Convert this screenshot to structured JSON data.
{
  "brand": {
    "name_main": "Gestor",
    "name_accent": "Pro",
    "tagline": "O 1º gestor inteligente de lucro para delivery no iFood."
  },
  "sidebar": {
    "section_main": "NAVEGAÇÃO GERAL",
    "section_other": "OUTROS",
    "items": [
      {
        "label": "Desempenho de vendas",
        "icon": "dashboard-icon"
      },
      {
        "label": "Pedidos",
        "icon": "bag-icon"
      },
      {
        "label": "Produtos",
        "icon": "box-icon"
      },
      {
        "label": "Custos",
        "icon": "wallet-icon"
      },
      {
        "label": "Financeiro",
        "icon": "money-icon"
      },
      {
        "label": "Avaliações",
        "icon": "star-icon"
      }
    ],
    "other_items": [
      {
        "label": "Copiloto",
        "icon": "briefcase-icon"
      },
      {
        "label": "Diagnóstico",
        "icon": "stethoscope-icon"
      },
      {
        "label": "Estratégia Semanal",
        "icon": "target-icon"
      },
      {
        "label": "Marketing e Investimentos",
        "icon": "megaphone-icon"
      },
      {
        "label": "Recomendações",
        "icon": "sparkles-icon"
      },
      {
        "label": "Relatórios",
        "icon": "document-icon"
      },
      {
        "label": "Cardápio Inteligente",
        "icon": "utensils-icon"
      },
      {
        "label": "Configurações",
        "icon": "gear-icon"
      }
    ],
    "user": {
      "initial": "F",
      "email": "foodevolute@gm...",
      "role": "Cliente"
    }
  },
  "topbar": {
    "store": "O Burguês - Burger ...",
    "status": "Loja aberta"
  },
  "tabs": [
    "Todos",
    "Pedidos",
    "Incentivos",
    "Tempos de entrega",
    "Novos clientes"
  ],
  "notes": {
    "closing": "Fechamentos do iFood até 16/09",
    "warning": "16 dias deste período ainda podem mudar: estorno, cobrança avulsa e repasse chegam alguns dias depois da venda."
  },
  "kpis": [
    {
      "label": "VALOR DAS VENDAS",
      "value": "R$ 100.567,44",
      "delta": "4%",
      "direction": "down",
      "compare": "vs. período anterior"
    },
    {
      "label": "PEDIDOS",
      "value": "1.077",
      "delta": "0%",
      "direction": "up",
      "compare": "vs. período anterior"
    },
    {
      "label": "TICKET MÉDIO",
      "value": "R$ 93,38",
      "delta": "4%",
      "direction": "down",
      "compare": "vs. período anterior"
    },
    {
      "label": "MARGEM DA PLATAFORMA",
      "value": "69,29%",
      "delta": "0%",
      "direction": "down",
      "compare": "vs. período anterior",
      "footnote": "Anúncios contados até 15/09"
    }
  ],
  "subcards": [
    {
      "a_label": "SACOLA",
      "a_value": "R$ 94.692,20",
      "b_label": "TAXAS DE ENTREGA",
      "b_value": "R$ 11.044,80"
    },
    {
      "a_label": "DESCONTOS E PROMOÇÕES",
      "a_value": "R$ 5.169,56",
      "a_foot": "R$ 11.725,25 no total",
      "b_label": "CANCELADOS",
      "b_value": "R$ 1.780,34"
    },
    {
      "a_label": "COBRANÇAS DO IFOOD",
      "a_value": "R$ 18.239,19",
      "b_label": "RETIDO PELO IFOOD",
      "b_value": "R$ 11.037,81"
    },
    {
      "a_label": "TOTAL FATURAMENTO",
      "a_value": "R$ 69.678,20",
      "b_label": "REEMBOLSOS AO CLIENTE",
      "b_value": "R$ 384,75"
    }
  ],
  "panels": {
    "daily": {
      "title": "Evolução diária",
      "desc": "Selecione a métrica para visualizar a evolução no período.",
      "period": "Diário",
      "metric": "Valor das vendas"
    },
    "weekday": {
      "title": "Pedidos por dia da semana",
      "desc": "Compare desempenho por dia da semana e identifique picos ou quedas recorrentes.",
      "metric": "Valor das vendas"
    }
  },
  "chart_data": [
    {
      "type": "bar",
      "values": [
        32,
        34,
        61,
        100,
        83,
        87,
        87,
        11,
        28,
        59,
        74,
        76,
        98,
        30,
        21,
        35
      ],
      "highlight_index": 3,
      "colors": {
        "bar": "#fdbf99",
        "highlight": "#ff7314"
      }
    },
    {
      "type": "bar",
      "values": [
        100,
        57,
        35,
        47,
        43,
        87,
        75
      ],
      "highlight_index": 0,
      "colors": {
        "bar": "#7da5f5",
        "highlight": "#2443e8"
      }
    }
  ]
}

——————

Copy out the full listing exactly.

REPLY –
Convert this screenshot to structured JSON data.
{
  "brand": {
    "name_main": "Gestor",
    "name_accent": "Pro",
    "tagline": "O 1º gestor inteligente de lucro para delivery no iFood."
  },
  "sidebar": {
    "section_main": "NAVEGAÇÃO GERAL",
    "section_other": "OUTROS",
    "items": [
      {
        "label": "Desempenho de vendas",
        "icon": "dashboard-icon"
      },
      {
        "label": "Pedidos",
        "icon": "bag-icon"
      },
      {
        "label": "Produtos",
        "icon": "box-icon"
      },
      {
        "label": "Custos",
        "icon": "wallet-icon"
      },
      {
        "label": "Financeiro",
        "icon": "money-icon"
      },
      {
        "label": "Avaliações",
        "icon": "star-icon"
      }
    ],
    "other_items": [
      {
        "label": "Copiloto",
        "icon": "briefcase-icon"
      },
      {
        "label": "Diagnóstico",
        "icon": "stethoscope-icon"
      },
      {
        "label": "Estratégia Semanal",
        "icon": "target-icon"
      },
      {
        "label": "Marketing e Investimentos",
        "icon": "megaphone-icon"
      },
      {
        "label": "Recomendações",
        "icon": "sparkles-icon"
      },
      {
        "label": "Relatórios",
        "icon": "document-icon"
      },
      {
        "label": "Cardápio Inteligente",
        "icon": "utensils-icon"
      },
      {
        "label": "Configurações",
        "icon": "gear-icon"
      }
    ],
    "user": {
      "initial": "F",
      "email": "foodevolute@gm...",
      "role": "Cliente"
    }
  },
  "topbar": {
    "store": "O Burguês - Burger ...",
    "status": "Loja aberta"
  },
  "tabs": [
    "Todos",
    "Pedidos",
    "Incentivos",
    "Tempos de entrega",
    "Novos clientes"
  ],
  "notes": {
    "closing": "Fechamentos do iFood até 16/09",
    "warning": "16 dias deste período ainda podem mudar: estorno, cobrança avulsa e repasse chegam alguns dias depois da venda."
  },
  "kpis": [
    {
      "label": "VALOR DAS VENDAS",
      "value": "R$ 100.567,44",
      "delta": "4%",
      "direction": "down",
      "compare": "vs. período anterior"
    },
    {
      "label": "PEDIDOS",
      "value": "1.077",
      "delta": "0%",
      "direction": "up",
      "compare": "vs. período anterior"
    },
    {
      "label": "TICKET MÉDIO",
      "value": "R$ 93,38",
      "delta": "4%",
      "direction": "down",
      "compare": "vs. período anterior"
    },
    {
      "label": "MARGEM DA PLATAFORMA",
      "value": "69,29%",
      "delta": "0%",
      "direction": "down",
      "compare": "vs. período anterior",
      "footnote": "Anúncios contados até 15/09"
    }
  ],
  "subcards": [
    {
      "a_label": "SACOLA",
      "a_value": "R$ 94.692,20",
      "b_label": "TAXAS DE ENTREGA",
      "b_value": "R$ 11.044,80"
    },
    {
      "a_label": "DESCONTOS E PROMOÇÕES",
      "a_value": "R$ 5.169,56",
      "a_foot": "R$ 11.725,25 no total",
      "b_label": "CANCELADOS",
      "b_value": "R$ 1.780,34"
    },
    {
      "a_label": "COBRANÇAS DO IFOOD",
      "a_value": "R$ 18.239,19",
      "b_label": "RETIDO PELO IFOOD",
      "b_value": "R$ 11.037,81"
    },
    {
      "a_label": "TOTAL FATURAMENTO",
      "a_value": "R$ 69.678,20",
      "b_label": "REEMBOLSOS AO CLIENTE",
      "b_value": "R$ 384,75"
    }
  ],
  "panels": {
    "daily": {
      "title": "Evolução diária",
      "desc": "Selecione a métrica para visualizar a evolução no período.",
      "period": "Diário",
      "metric": "Valor das vendas"
    },
    "weekday": {
      "title": "Pedidos por dia da semana",
      "desc": "Compare desempenho por dia da semana e identifique picos ou quedas recorrentes.",
      "metric": "Valor das vendas"
    }
  },
  "chart_data": [
    {
      "type": "bar",
      "values": [
        32,
        34,
        61,
        100,
        83,
        87,
        87,
        11,
        28,
        59,
        74,
        76,
        98,
        30,
        21,
        35
      ],
      "highlight_index": 3,
      "colors": {
        "bar": "#fdbf99",
        "highlight": "#ff7314"
      }
    },
    {
      "type": "bar",
      "values": [
        100,
        57,
        35,
        47,
        43,
        87,
        75
      ],
      "highlight_index": 0,
      "colors": {
        "bar": "#7da5f5",
        "highlight": "#2443e8"
      }
    }
  ]
}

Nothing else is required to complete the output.